The task: Every record below is to be repeated exactly, with the pictures left out.

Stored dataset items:
== Segment start ==

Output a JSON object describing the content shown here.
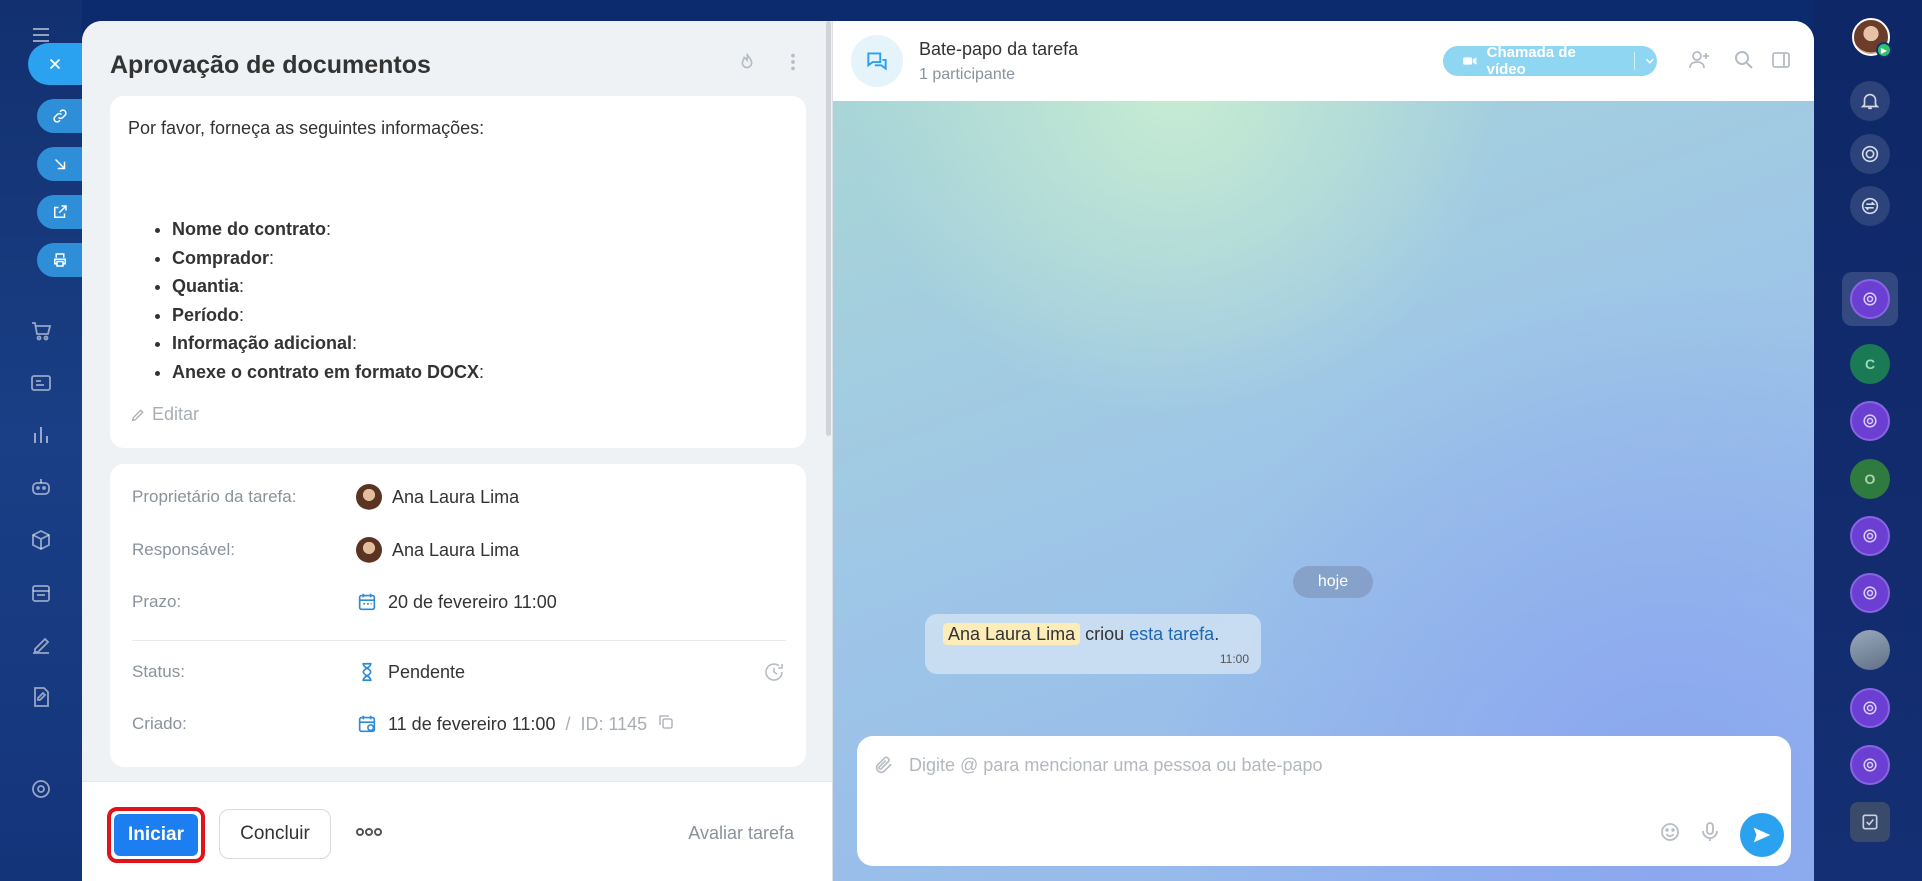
{
  "task": {
    "title": "Aprovação de documentos",
    "description_intro": "Por favor, forneça as seguintes informações:",
    "fields": [
      {
        "label": "Nome do contrato",
        "suffix": ":"
      },
      {
        "label": "Comprador",
        "suffix": ":"
      },
      {
        "label": "Quantia",
        "suffix": ":"
      },
      {
        "label": "Período",
        "suffix": ":"
      },
      {
        "label": "Informação adicional",
        "suffix": ":"
      },
      {
        "label": "Anexe o contrato em formato DOCX",
        "suffix": ":"
      }
    ],
    "edit_label": "Editar",
    "properties": {
      "owner_label": "Proprietário da tarefa:",
      "owner_value": "Ana Laura Lima",
      "responsible_label": "Responsável:",
      "responsible_value": "Ana Laura Lima",
      "deadline_label": "Prazo:",
      "deadline_value": "20 de fevereiro 11:00",
      "status_label": "Status:",
      "status_value": "Pendente",
      "created_label": "Criado:",
      "created_value": "11 de fevereiro 11:00",
      "id_sep": "/",
      "id_value": "ID: 1145"
    }
  },
  "footer": {
    "start_label": "Iniciar",
    "finish_label": "Concluir",
    "rate_label": "Avaliar tarefa"
  },
  "chat": {
    "title": "Bate-papo da tarefa",
    "subtitle": "1 participante",
    "video_call_label": "Chamada de vídeo",
    "date_label": "hoje",
    "message": {
      "mention": "Ana Laura Lima",
      "text": " criou ",
      "link": "esta tarefa",
      "end": ".",
      "time": "11:00"
    },
    "composer_placeholder": "Digite @ para mencionar uma pessoa ou bate-papo"
  },
  "right_bar": {
    "hex_letter": "C",
    "o_letter": "O"
  },
  "colors": {
    "primary": "#1c7ef0",
    "highlight_border": "#e0131a",
    "accent": "#2aa2f0"
  }
}
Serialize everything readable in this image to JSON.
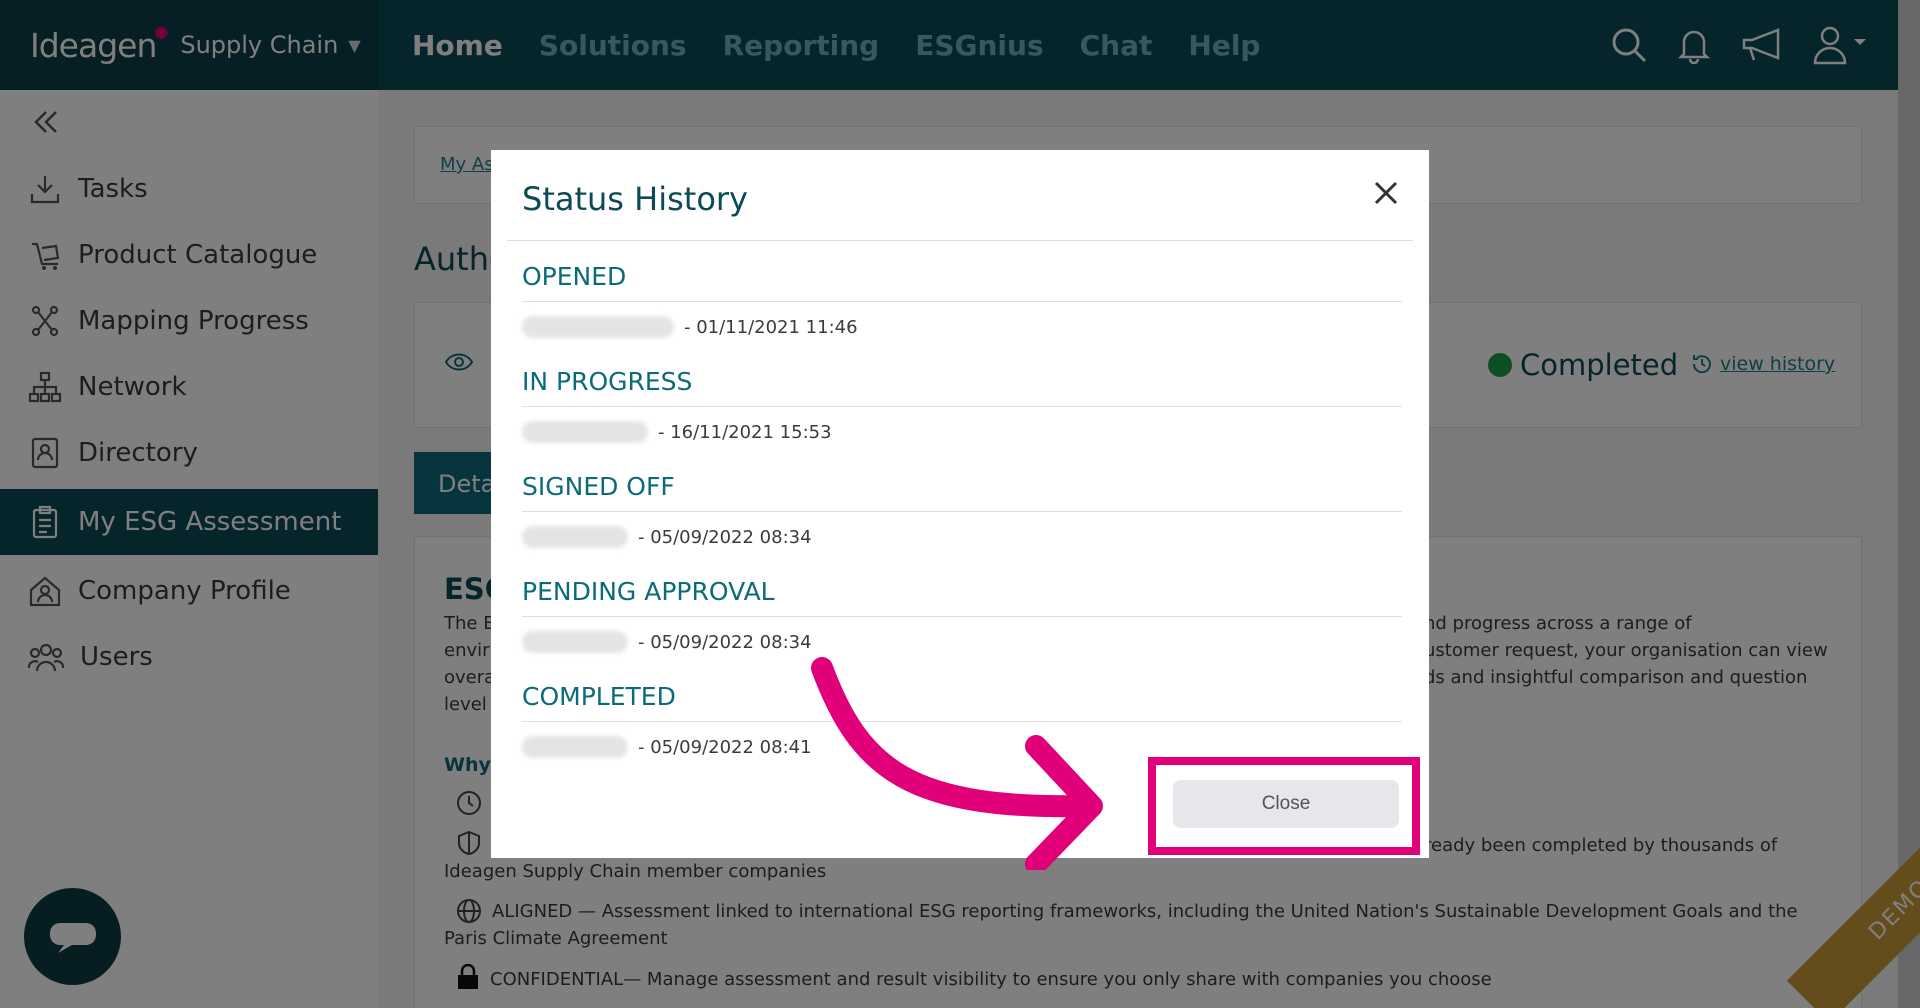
{
  "brand": {
    "logo": "Ideagen",
    "product": "Supply Chain"
  },
  "nav": [
    {
      "label": "Home",
      "active": true
    },
    {
      "label": "Solutions",
      "active": false
    },
    {
      "label": "Reporting",
      "active": false
    },
    {
      "label": "ESGnius",
      "active": false
    },
    {
      "label": "Chat",
      "active": false
    },
    {
      "label": "Help",
      "active": false
    }
  ],
  "sidebar": {
    "items": [
      {
        "label": "Tasks",
        "icon": "tasks-icon"
      },
      {
        "label": "Product Catalogue",
        "icon": "catalogue-icon"
      },
      {
        "label": "Mapping Progress",
        "icon": "mapping-icon"
      },
      {
        "label": "Network",
        "icon": "network-icon"
      },
      {
        "label": "Directory",
        "icon": "directory-icon"
      },
      {
        "label": "My ESG Assessment",
        "icon": "clipboard-icon",
        "active": true
      },
      {
        "label": "Company Profile",
        "icon": "company-icon"
      },
      {
        "label": "Users",
        "icon": "users-icon"
      }
    ]
  },
  "main": {
    "breadcrumb": "My As",
    "heading": "Authe",
    "status": "Completed",
    "view_history": "view history",
    "tab": "Deta",
    "esg_heading": "ESG",
    "para1_left": [
      "The E",
      "envir",
      "overa",
      "level"
    ],
    "para1_right": [
      "nd progress across a range of",
      "ustomer request, your organisation can view",
      "ds and insightful comparison and question"
    ],
    "why": "Why",
    "line_ready": "ready been completed by thousands of",
    "line_members": "Ideagen Supply Chain member companies",
    "line_aligned": "ALIGNED — Assessment linked to international ESG reporting frameworks, including the United Nation's Sustainable Development Goals and the",
    "line_paris": "Paris Climate Agreement",
    "line_confidential": "CONFIDENTIAL— Manage assessment and result visibility to ensure you only share with companies you choose"
  },
  "modal": {
    "title": "Status History",
    "entries": [
      {
        "status": "OPENED",
        "timestamp": "- 01/11/2021 11:46"
      },
      {
        "status": "IN PROGRESS",
        "timestamp": "- 16/11/2021 15:53"
      },
      {
        "status": "SIGNED OFF",
        "timestamp": "- 05/09/2022 08:34"
      },
      {
        "status": "PENDING APPROVAL",
        "timestamp": "- 05/09/2022 08:34"
      },
      {
        "status": "COMPLETED",
        "timestamp": "- 05/09/2022 08:41"
      }
    ],
    "close_label": "Close"
  },
  "demo_ribbon": "DEMO",
  "colors": {
    "brand": "#0c4a56",
    "accent": "#e2007a",
    "success": "#1b9e4b"
  }
}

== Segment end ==

Solution to this task:
Output a JSON object describing the content shown here.
{
  "task": {
    "title": "Aprovação de documentos",
    "description_intro": "Por favor, forneça as seguintes informações:",
    "fields": [
      {
        "label": "Nome do contrato",
        "suffix": ":"
      },
      {
        "label": "Comprador",
        "suffix": ":"
      },
      {
        "label": "Quantia",
        "suffix": ":"
      },
      {
        "label": "Período",
        "suffix": ":"
      },
      {
        "label": "Informação adicional",
        "suffix": ":"
      },
      {
        "label": "Anexe o contrato em formato DOCX",
        "suffix": ":"
      }
    ],
    "edit_label": "Editar",
    "properties": {
      "owner_label": "Proprietário da tarefa:",
      "owner_value": "Ana Laura Lima",
      "responsible_label": "Responsável:",
      "responsible_value": "Ana Laura Lima",
      "deadline_label": "Prazo:",
      "deadline_value": "20 de fevereiro 11:00",
      "status_label": "Status:",
      "status_value": "Pendente",
      "created_label": "Criado:",
      "created_value": "11 de fevereiro 11:00",
      "id_sep": "/",
      "id_value": "ID: 1145"
    }
  },
  "footer": {
    "start_label": "Iniciar",
    "finish_label": "Concluir",
    "rate_label": "Avaliar tarefa"
  },
  "chat": {
    "title": "Bate-papo da tarefa",
    "subtitle": "1 participante",
    "video_call_label": "Chamada de vídeo",
    "date_label": "hoje",
    "message": {
      "mention": "Ana Laura Lima",
      "text": " criou ",
      "link": "esta tarefa",
      "end": ".",
      "time": "11:00"
    },
    "composer_placeholder": "Digite @ para mencionar uma pessoa ou bate-papo"
  },
  "right_bar": {
    "hex_letter": "C",
    "o_letter": "O"
  },
  "colors": {
    "primary": "#1c7ef0",
    "highlight_border": "#e0131a",
    "accent": "#2aa2f0"
  }
}
Serialize everything readable in this image to JSON.
{
  "brand": {
    "logo": "Ideagen",
    "product": "Supply Chain"
  },
  "nav": [
    {
      "label": "Home",
      "active": true
    },
    {
      "label": "Solutions",
      "active": false
    },
    {
      "label": "Reporting",
      "active": false
    },
    {
      "label": "ESGnius",
      "active": false
    },
    {
      "label": "Chat",
      "active": false
    },
    {
      "label": "Help",
      "active": false
    }
  ],
  "sidebar": {
    "items": [
      {
        "label": "Tasks",
        "icon": "tasks-icon"
      },
      {
        "label": "Product Catalogue",
        "icon": "catalogue-icon"
      },
      {
        "label": "Mapping Progress",
        "icon": "mapping-icon"
      },
      {
        "label": "Network",
        "icon": "network-icon"
      },
      {
        "label": "Directory",
        "icon": "directory-icon"
      },
      {
        "label": "My ESG Assessment",
        "icon": "clipboard-icon",
        "active": true
      },
      {
        "label": "Company Profile",
        "icon": "company-icon"
      },
      {
        "label": "Users",
        "icon": "users-icon"
      }
    ]
  },
  "main": {
    "breadcrumb": "My As",
    "heading": "Authe",
    "status": "Completed",
    "view_history": "view history",
    "tab": "Deta",
    "esg_heading": "ESG",
    "para1_left": [
      "The E",
      "envir",
      "overa",
      "level"
    ],
    "para1_right": [
      "nd progress across a range of",
      "ustomer request, your organisation can view",
      "ds and insightful comparison and question"
    ],
    "why": "Why",
    "line_ready": "ready been completed by thousands of",
    "line_members": "Ideagen Supply Chain member companies",
    "line_aligned": "ALIGNED — Assessment linked to international ESG reporting frameworks, including the United Nation's Sustainable Development Goals and the",
    "line_paris": "Paris Climate Agreement",
    "line_confidential": "CONFIDENTIAL— Manage assessment and result visibility to ensure you only share with companies you choose"
  },
  "modal": {
    "title": "Status History",
    "entries": [
      {
        "status": "OPENED",
        "timestamp": "- 01/11/2021 11:46"
      },
      {
        "status": "IN PROGRESS",
        "timestamp": "- 16/11/2021 15:53"
      },
      {
        "status": "SIGNED OFF",
        "timestamp": "- 05/09/2022 08:34"
      },
      {
        "status": "PENDING APPROVAL",
        "timestamp": "- 05/09/2022 08:34"
      },
      {
        "status": "COMPLETED",
        "timestamp": "- 05/09/2022 08:41"
      }
    ],
    "close_label": "Close"
  },
  "demo_ribbon": "DEMO",
  "colors": {
    "brand": "#0c4a56",
    "accent": "#e2007a",
    "success": "#1b9e4b"
  }
}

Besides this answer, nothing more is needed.